|FDA Comment Number :||EC119|
|Submitter :||Mrs. Kim Donnelly||Date & Time:||08/19/2005 09:08:51|
|Organization :||Mrs. Kim Donnelly|
|Category :||Individual Consumer|
| FDA Docket #2005N-0279
Food Allergen Labeling and Consumer Protection Act to require FDA to define Gluten Free for food lables.
1) What should 'gluten Free' mean on a food lable? Gluten free should mean the food has no ingredients nor derivatives of and is not contaminated with WHEAT, BARLEY, RYE, AND OATS. Why? Because the above would be dangerous for a celiac to injest. Anything else would not truly be gluten free.
2) How do you identify foods that do not contain gluten? By CAREFULLY reding lables of ALL food I buy. I am also very educated on 'hidden' ingredients. Identifying food at the grocery store increased my shopping time by 2X.
3) What percentage of foods and which types purchased are marked 'gluten free'? About 5% of the foods I buy are marked gluten free. This # is low because I am educated and can take the time to shop. Not all celiacs have the resources available to them to become so educated. Also, teens that select their own food cannot do this either. Types of foods that I purchase that are labled 'gluten free' are specialty items that are not available in mainstream products with out gluten: baked goods; breakfast cereals; sauces.
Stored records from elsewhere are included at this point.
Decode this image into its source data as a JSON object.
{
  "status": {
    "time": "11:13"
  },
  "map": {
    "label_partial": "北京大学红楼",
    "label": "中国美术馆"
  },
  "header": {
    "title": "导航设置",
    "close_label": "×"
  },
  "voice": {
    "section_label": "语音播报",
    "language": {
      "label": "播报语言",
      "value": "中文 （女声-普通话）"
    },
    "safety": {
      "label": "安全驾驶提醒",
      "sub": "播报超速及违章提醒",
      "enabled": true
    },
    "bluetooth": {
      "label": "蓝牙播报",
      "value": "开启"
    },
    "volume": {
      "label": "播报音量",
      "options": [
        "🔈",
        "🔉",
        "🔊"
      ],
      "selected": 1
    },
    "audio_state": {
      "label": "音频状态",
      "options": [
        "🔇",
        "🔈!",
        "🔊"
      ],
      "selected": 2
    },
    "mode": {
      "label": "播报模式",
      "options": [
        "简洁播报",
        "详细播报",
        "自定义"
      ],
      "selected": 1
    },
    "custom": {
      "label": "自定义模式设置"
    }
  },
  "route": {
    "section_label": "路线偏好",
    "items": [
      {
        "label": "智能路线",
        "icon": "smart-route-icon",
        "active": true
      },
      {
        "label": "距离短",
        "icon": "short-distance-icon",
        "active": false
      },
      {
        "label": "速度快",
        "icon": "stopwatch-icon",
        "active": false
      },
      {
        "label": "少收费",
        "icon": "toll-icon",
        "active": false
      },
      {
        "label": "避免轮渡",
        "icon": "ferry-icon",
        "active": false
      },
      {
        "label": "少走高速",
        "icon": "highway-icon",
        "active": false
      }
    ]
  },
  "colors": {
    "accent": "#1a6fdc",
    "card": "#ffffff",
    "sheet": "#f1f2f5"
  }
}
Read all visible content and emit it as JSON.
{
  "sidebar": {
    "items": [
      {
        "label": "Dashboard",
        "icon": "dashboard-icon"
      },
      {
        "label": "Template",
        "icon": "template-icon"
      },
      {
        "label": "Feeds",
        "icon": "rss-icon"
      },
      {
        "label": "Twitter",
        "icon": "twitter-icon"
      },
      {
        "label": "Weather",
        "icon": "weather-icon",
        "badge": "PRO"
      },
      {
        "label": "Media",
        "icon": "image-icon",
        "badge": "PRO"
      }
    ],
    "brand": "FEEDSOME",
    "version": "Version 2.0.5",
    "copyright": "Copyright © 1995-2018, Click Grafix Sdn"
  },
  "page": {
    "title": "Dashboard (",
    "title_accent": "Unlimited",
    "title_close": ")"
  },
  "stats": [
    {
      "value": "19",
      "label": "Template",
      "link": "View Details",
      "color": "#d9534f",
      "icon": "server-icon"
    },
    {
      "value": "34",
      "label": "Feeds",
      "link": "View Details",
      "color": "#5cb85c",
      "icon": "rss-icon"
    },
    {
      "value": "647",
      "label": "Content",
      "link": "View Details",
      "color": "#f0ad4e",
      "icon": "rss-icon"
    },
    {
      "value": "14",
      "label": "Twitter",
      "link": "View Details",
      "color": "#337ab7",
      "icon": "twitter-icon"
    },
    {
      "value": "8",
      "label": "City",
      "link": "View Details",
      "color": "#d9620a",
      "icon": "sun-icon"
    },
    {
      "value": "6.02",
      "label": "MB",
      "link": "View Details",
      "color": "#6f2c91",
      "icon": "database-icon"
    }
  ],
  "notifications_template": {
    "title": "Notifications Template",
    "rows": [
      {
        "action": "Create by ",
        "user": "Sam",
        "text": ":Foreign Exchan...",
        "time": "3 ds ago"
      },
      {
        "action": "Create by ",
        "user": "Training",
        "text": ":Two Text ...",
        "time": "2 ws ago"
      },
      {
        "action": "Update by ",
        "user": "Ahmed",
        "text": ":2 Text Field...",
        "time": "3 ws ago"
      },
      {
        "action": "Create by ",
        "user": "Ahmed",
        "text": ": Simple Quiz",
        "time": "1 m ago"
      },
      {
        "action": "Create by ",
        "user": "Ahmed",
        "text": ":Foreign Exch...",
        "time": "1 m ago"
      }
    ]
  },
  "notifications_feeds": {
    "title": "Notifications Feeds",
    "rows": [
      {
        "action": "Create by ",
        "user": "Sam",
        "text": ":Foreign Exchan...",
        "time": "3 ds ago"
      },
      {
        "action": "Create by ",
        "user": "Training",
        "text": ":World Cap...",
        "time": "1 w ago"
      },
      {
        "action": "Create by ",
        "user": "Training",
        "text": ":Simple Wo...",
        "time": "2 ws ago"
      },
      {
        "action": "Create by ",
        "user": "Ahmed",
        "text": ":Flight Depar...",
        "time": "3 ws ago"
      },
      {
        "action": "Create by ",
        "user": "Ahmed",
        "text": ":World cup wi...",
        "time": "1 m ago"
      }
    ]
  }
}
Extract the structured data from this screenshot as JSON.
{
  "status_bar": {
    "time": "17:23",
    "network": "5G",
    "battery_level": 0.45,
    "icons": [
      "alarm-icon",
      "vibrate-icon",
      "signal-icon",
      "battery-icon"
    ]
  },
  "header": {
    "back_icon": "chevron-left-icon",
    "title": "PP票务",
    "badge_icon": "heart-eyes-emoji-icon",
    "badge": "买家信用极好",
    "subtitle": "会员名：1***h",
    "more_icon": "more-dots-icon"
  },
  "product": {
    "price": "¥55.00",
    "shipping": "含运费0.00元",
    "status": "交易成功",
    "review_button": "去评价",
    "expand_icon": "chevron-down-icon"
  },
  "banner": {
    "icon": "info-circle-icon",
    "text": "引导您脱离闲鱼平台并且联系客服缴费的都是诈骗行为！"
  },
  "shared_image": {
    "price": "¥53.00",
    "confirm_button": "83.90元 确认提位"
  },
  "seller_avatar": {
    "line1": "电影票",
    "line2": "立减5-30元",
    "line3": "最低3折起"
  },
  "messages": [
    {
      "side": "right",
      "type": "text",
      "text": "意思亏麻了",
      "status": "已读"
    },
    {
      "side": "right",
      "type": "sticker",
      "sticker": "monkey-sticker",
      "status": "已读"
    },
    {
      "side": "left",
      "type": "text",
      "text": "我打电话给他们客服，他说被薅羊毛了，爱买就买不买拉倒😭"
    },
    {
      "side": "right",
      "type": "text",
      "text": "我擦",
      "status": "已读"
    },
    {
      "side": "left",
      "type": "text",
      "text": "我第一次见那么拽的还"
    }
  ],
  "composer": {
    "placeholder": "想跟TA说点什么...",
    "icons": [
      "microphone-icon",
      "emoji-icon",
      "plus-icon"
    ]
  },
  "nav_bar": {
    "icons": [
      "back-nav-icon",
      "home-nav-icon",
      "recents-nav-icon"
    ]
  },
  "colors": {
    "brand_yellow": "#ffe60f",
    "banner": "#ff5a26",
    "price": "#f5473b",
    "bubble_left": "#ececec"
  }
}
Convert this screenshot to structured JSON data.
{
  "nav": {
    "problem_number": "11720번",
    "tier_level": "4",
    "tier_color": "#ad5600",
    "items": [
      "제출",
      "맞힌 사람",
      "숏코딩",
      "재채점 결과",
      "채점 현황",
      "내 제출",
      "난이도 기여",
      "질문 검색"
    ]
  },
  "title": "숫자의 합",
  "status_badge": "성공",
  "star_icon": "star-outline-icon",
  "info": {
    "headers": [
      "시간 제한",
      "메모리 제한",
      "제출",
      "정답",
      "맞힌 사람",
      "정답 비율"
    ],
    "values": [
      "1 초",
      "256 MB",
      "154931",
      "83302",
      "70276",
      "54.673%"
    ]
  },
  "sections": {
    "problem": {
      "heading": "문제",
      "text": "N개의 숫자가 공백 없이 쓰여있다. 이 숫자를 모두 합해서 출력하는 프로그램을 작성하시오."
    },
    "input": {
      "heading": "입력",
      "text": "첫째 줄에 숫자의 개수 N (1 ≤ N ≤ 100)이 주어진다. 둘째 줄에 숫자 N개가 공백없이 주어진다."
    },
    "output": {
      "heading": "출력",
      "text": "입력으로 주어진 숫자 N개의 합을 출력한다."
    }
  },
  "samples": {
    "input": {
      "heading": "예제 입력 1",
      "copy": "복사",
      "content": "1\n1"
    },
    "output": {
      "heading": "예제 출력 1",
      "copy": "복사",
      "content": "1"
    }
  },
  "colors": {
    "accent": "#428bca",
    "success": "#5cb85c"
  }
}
4) Does 'Gluten Free' printed on a product lable influence your decision to buy products having the same shared ingredients? Yes, to a GREAT extent because this way I feel that they are regulated to some degree to claim 'gluten free' and I can relax a bit when reading the lable, knowing that I am not going to miss an offending ingredient or that the manufacture did not change their ingredient list from the last time I checked. Shopping as a celiac or for a celiac can be a very intense experience. Mistakes are SO easily made.
FINAL COMMENT: Only 1 in 4000 celiacs are properly diagnosed. The true incidence is about 1 in 133. As awareness increases, so will diagnosis. Labeling foods gluten free will improve quality of life and health for all current celias and for those to be diagnosed. Shopping gluten free can be very expensive. It can easily add 30% to all grocery bills. I say this from experience. Very little families can afford this and celiac children should not be limited to eating peanutbutter and rice cakes just because parents are not educated enough to find affordable gluten free foods. By simply labling food gluten free, celiacs will not have to have a degree in nutrition to shop affordably while making healthy choices for what they purchase. It will also help in overall health via diet compliance in that celiacs will be able to more easily find gluten free foods to complete their shopping list. Thank you for listening. Kim